Lambert moved again, this time to Giromagny in 1946.

In May 1948 he unveiled a strikingly original looking sports coupe which five months later he exhibited at the Paris Motor Show.[2] The light sports coupe first seen at Paris was the fist of a succession of similar cars powered by an 1,087 cc engine still supplied by Ruby. At the end of the war with volume production of fighter-planes less of a priority in western Europe, the newly developed aluminium business was looking for new opportunities. Steel was in short supply: the new Lambert model was one of a number of cars appearing in France at this time with an all aluminium body embellished with large wings that covered the rear wheels. The transmission and mechanically operated brakes were conventional despite the car’s elaborate body-work. The Lambert that appeared at the 1948 motor show was itself never developed beyond prototype stage, but it provided the basis for a “competition” version followed in 1951 by a cabriolet branded as the Simplicia and a Torino coupe. A Luxor cabriolet appeared in 1952 and several were sold, but by now the business was heavily indebted. Lambert found himself required by his bankers to sell his workshop near Belfort, his machine tools, his inventory of raw materials and even his house. By the end of 1953 the business had ceased to exist.[1]

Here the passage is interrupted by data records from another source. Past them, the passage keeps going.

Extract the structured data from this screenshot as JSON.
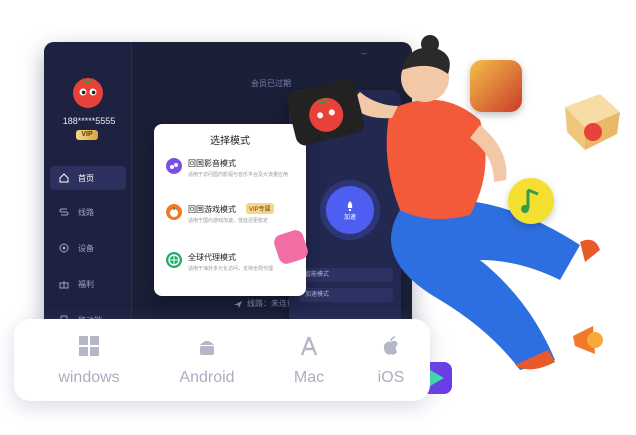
{
  "app": {
    "phone": "188*****5555",
    "vip_badge": "VIP",
    "member_tip": "会员已过期",
    "nav": [
      {
        "label": "首页",
        "icon": "home-icon"
      },
      {
        "label": "线路",
        "icon": "route-icon"
      },
      {
        "label": "设备",
        "icon": "device-icon"
      },
      {
        "label": "福利",
        "icon": "gift-icon"
      },
      {
        "label": "移动端",
        "icon": "mobile-icon"
      }
    ],
    "status": "线路：未连接"
  },
  "dialog": {
    "title": "选择模式",
    "modes": [
      {
        "title": "回国影音模式",
        "desc": "适用于访问国内影视与音乐平台及大流量应用",
        "icon": "music-mode-icon",
        "color": "#7b4de8"
      },
      {
        "title": "回国游戏模式",
        "desc": "适用于国内游戏加速，低延迟更稳定",
        "tag": "VIP专属",
        "icon": "game-mode-icon",
        "color": "#f07a2a"
      },
      {
        "title": "全球代理模式",
        "desc": "适用于海外多元化访问，支持全局代理",
        "icon": "global-mode-icon",
        "color": "#1fae6a"
      }
    ]
  },
  "panel": {
    "accelerate": "加速",
    "rows": [
      "智能模式",
      "加速模式"
    ]
  },
  "platforms": [
    {
      "label": "windows",
      "icon": "windows-icon"
    },
    {
      "label": "Android",
      "icon": "android-icon"
    },
    {
      "label": "Mac",
      "icon": "mac-icon"
    },
    {
      "label": "iOS",
      "icon": "apple-icon"
    }
  ],
  "colors": {
    "app_bg": "#1b1f37",
    "accent": "#4e5ef0",
    "tomato": "#e8413a",
    "vip_gold": "#d9a741"
  }
}
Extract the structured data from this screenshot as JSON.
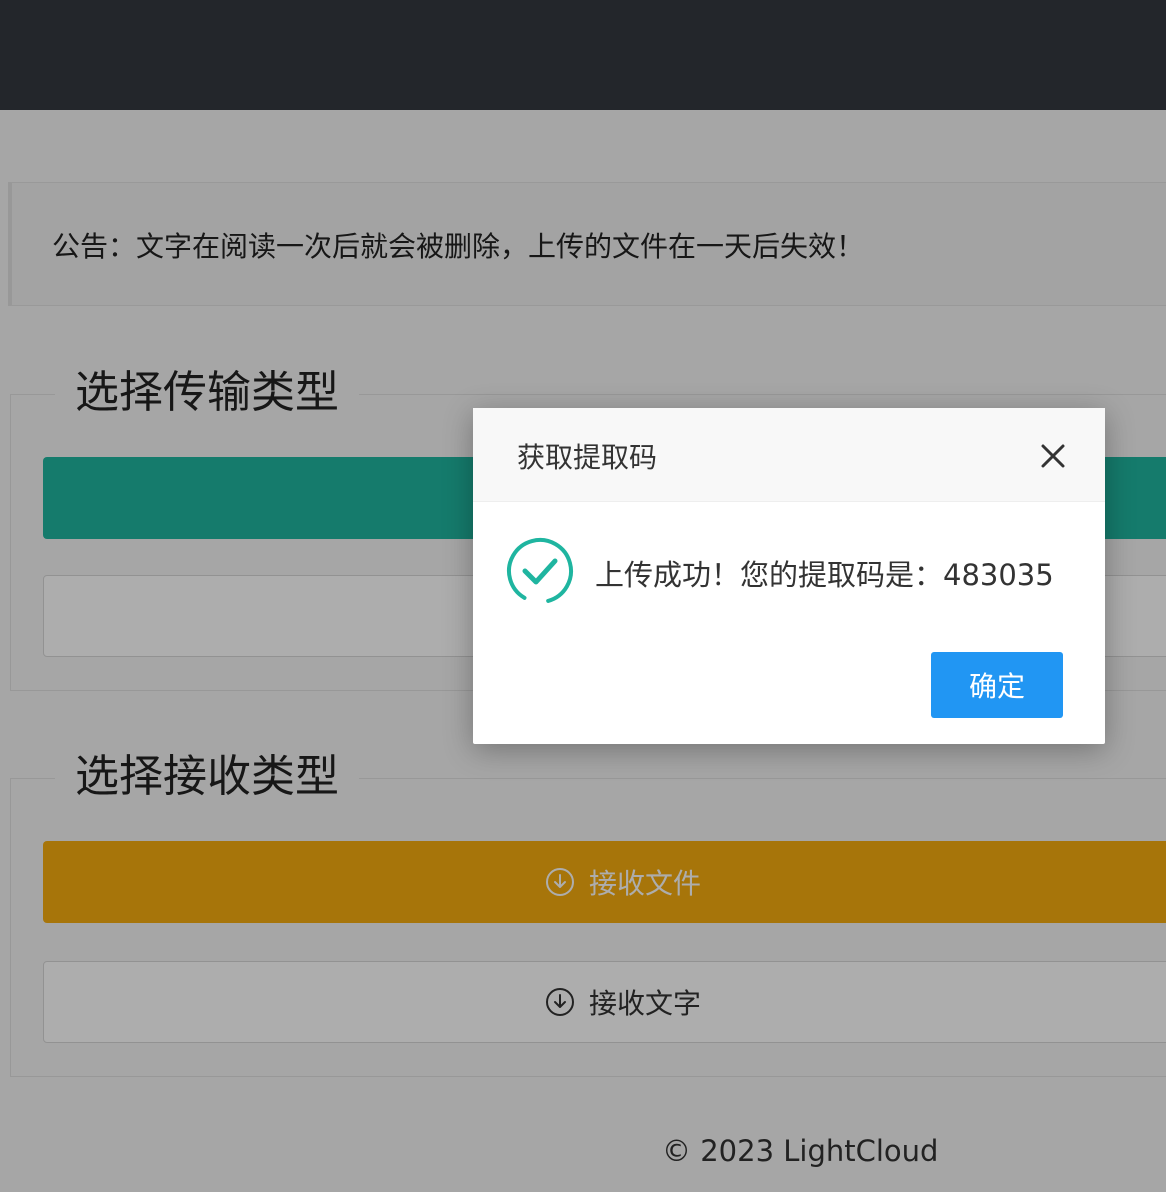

Despite its commercial failure, the company’s final years were marked by notable competition successes, a Lambert 1100 being placed second in its class at the 1951 Bol d'Or race with further racing successes following in 1952 and 1953.[1]

External links[edit]

References[edit]

This article incorporates information from the equivalent article on the German Wikipedia.
  1. ^ a b c "Automobilia". Toutes les voitures françaises 1953 (salon Paris oct 1952) (Paris: Histoire & collections). Nr. 14: Page 38. 2000. 
  2. ^ a b "Automobilia". Toutes les voitures françaises 1948 (salon Paris oct 1947) (Paris: Histoire & collections). Nr. 7: Page 51. 1998. 
  3. ^ a b c d e "Automobilia". Toutes les voitures françaises 1940 - 46 (les années sans salon) (Paris: Histoire & collections). Nr. 26: Page 24. 2003.